  • Unclaimed property locations. Clearly identify all locations within which unclaimed property resides in your company, so new personnel does not have to start from scratch to identify stale dated property. (For more help identifying unclaimed property within your organization, consult MarketSphere’s Encyclopedia of Unclaimed Property Types.)
  • If possible, ask the previous unclaimed property staff member to train the new person before they leave. This will be easier if you have a procedures manual for unclaimed property. However, a lot can be gained from a personal description of the processes and idiosyncrasies of unclaimed property within your organization. Experienced staff can pass along informal tips and advice that is unlikely to make it into a formal manual.
  • Transition timing. Unclaimed property is not a one-time annual activity like other business functions, such as tax preparation. Regular mandated reporting times (Fall: 10/31, Spring: 3/1 through 5/1, and Summer: 6/15 through 7/1) require unclaimed property personnel to be working off and on continually during the year.

Inevitably, loss of a member of your unclaimed property team will result in a loss of unclaimed property experience and knowledge. For smaller companies with minimal unclaimed property staff, this can be potentially devastating to your unclaimed property program. At the very least, loss of a staff member can cause a slowing down of even the most efficient unclaimed property department.

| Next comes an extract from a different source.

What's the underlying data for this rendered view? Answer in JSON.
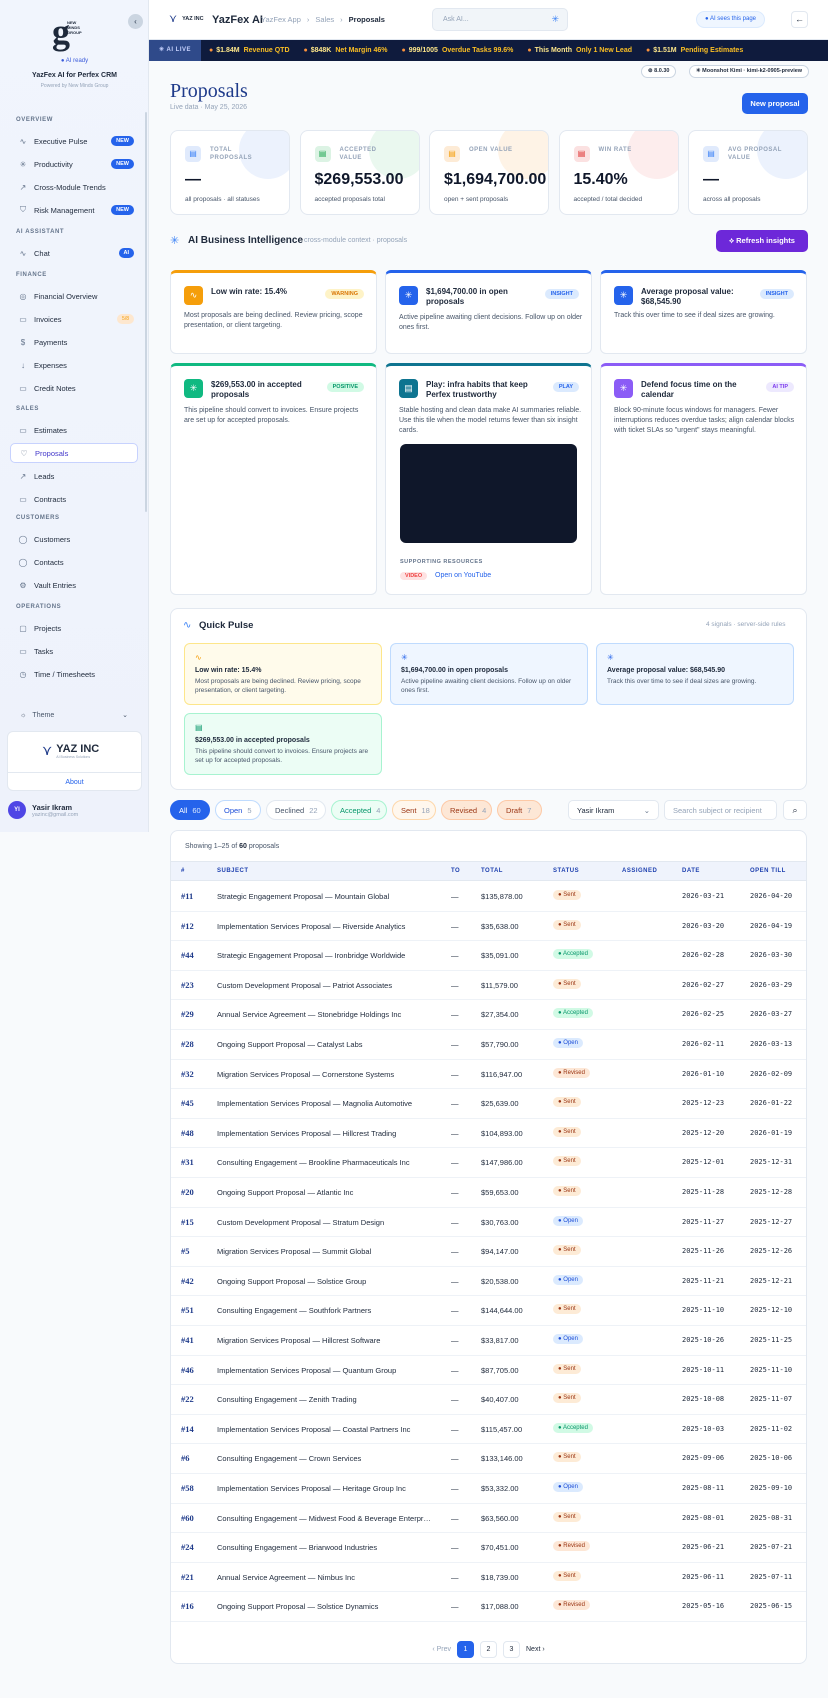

Look to your professional unclaimed property specialists to help you fill in the gaps — and maybe, in the process, even find new ways to improve efficiency and effectiveness.

Transitioning to new personnel with a complex process such as unclaimed property can be a challenge. With a little preparation, documentation and planning, this transition doesn’t have to be a source of stress for your staff.

Topics: Best Practices, Staffing